The real work began in 1926. Apparently, there is a popular misconception among many Brazilians that the Cristo Redentor was a gift from France, being designed and built there before being shipped over for assembly. This appears to be a mix-up with the Statue of Liberty story; however, there was significant French involvement in the project, with some work indeed taking place in France. Costa spent some time there consulting experts on the best way to approach the work, and a Polish-French sculptor called Paul Landowski got on board. He sculpted the plaster casts of the head and hands in France, of which moulds were taken. The moulds and Landowski then went over to Brazil for the actual casts to be made. Incidentally, Landowski also found time during this to win a gold medal in the 1928 Summer Olympics in Amsterdam. This was back in the good old days when the Olympics were still mental: he won gold in the Art Competition.
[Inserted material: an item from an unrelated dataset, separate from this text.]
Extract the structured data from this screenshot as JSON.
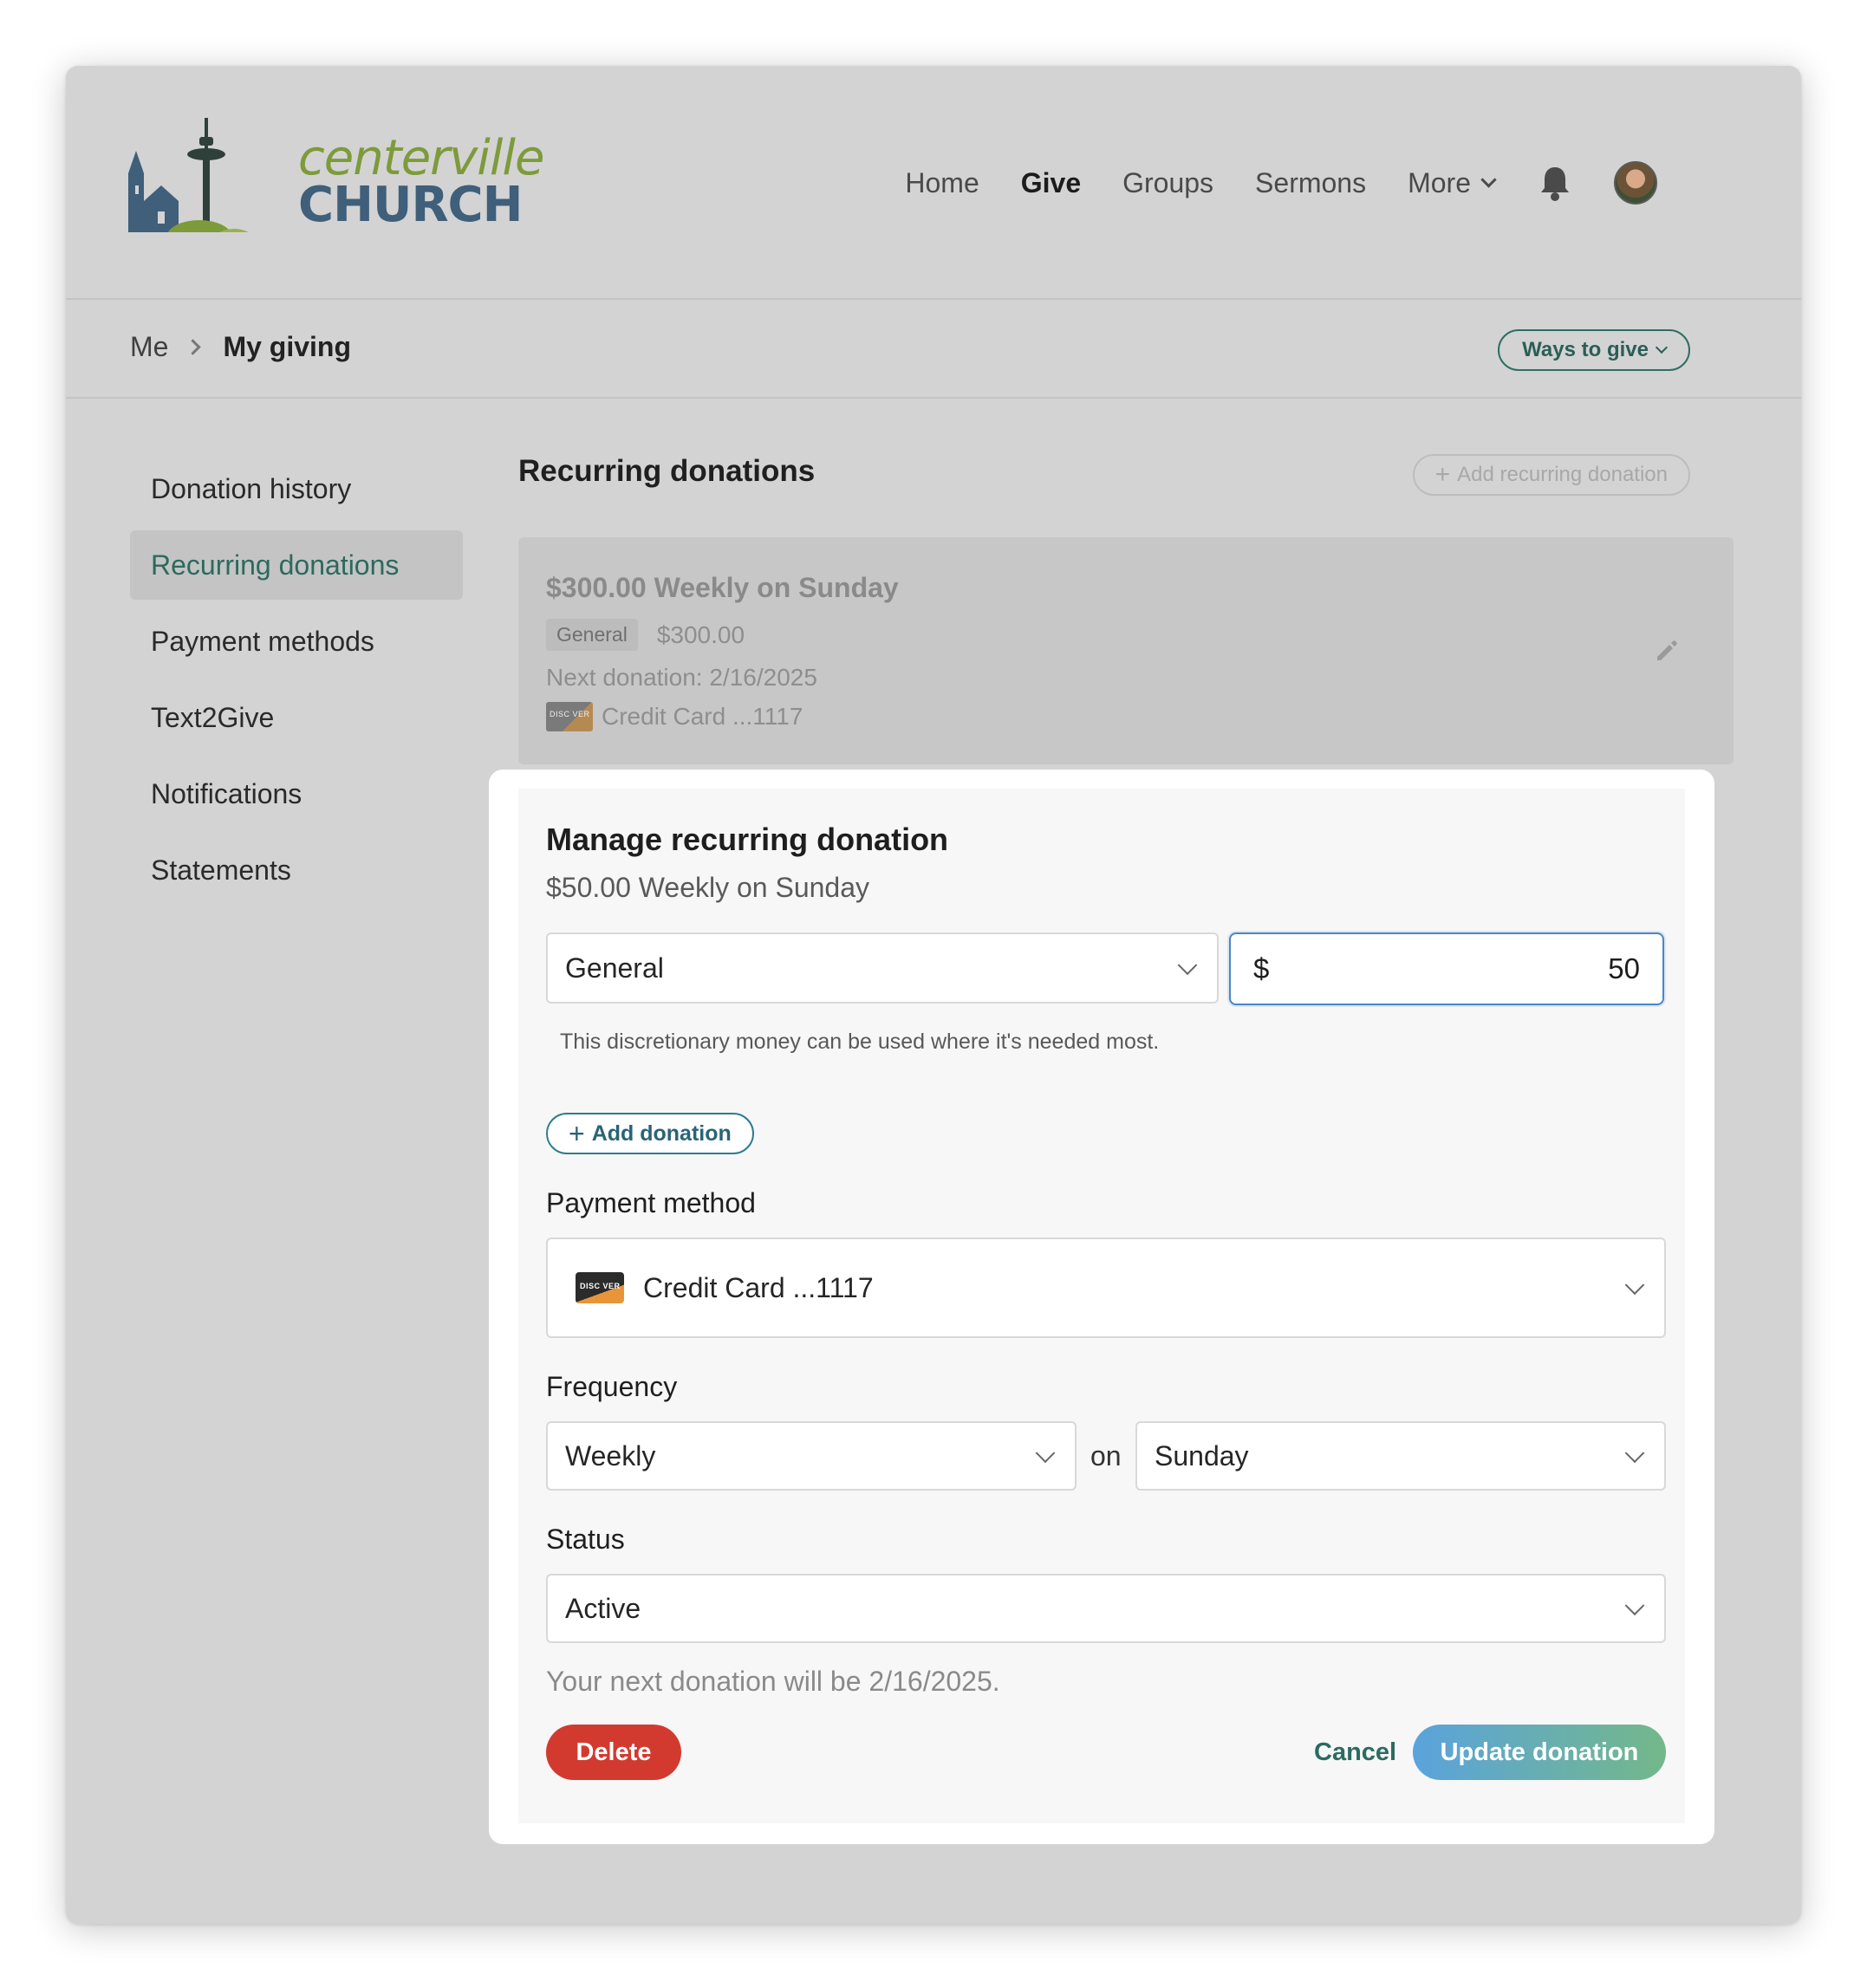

The Cristo Redentor was formally opened, in as much as a solid concrete statue can open, on October 12th 1931, costing roughly £2 million in today's money - a definite bargain. It weighs in at a fairly trim 635 tonnes, with the arms streching 28 metres wide. At 30 metres tall, it's 16 metres shorter than the Statue of Liberty, but has a much smaller pedestal, just 8 metres high to Liberty's 47. However, its true pedestal is the Corcovado, which elevates the Redeemer hundreds of metres over the city.


It is this position on the Corcovado that gives the Christ the Redeemer its greatness. It's not a particularly big statue - on the Wikipedia page of tallest statues, it doesn't even rank in the top 100. But then, when you look at the Cristo Redentor, it's not just the statue you're looking at. That's why it takes such an incredible picture if you happen to somehow be hovering above.




My own reservations are noted above and in my old blog post, but I'll be revisting the Cristo Redentor with fresh eyes. By boldly announcing itself to be one of the Seven Wonders, it has put itself onto a sky high pedestal that attracts criticism and comparison that it would otherwise not have received. But, at the same time, there's no doubt it has raised its profile. It has got people talking about it. It has made me devote many years of my life to finding out if its claims are legitimate or not: you can't ask to be famous without others wondering if you deserve to be. The Cristo Redentor may only be a 30-metre-tall statue, but it has managed to become a symbol of Rio and Brazil, and has its voice heard among the big boys of the Wonder alumni. That's no small achievement. And while its fair to say that unless I have a dramatic change of heart I don't imagine the Cristo Redentor will be ranking anything close to a World Wonder in my final rankings, I expect fame and surroundings alone to lift it to a pretty decent position. It'a a great monument, but perhaps just not the greatest.

I'll be visiting the Cristo Redentor probably some time year, and will give a fuller account of it and its history then, as well as my own definitive impressions.

2 comments:

  1. "It is this position on the Corcovado that gives the Christ the Redeemer its greatness."

    Yes. In fact they could have put just about anything there and it would be spectacular because of its position. The same cannot be said of some other potential wonders - a gothic cathedral for example rarely owes much of its splendour to its surroundings.

    To me the Cristo Redentor is like a cherry on top of Rio's true wonder - its natural surroundings of bays and peaks.

    ReplyDelete
    Replies
    1. Yeah, I think you may just have written my review for me.

      Delete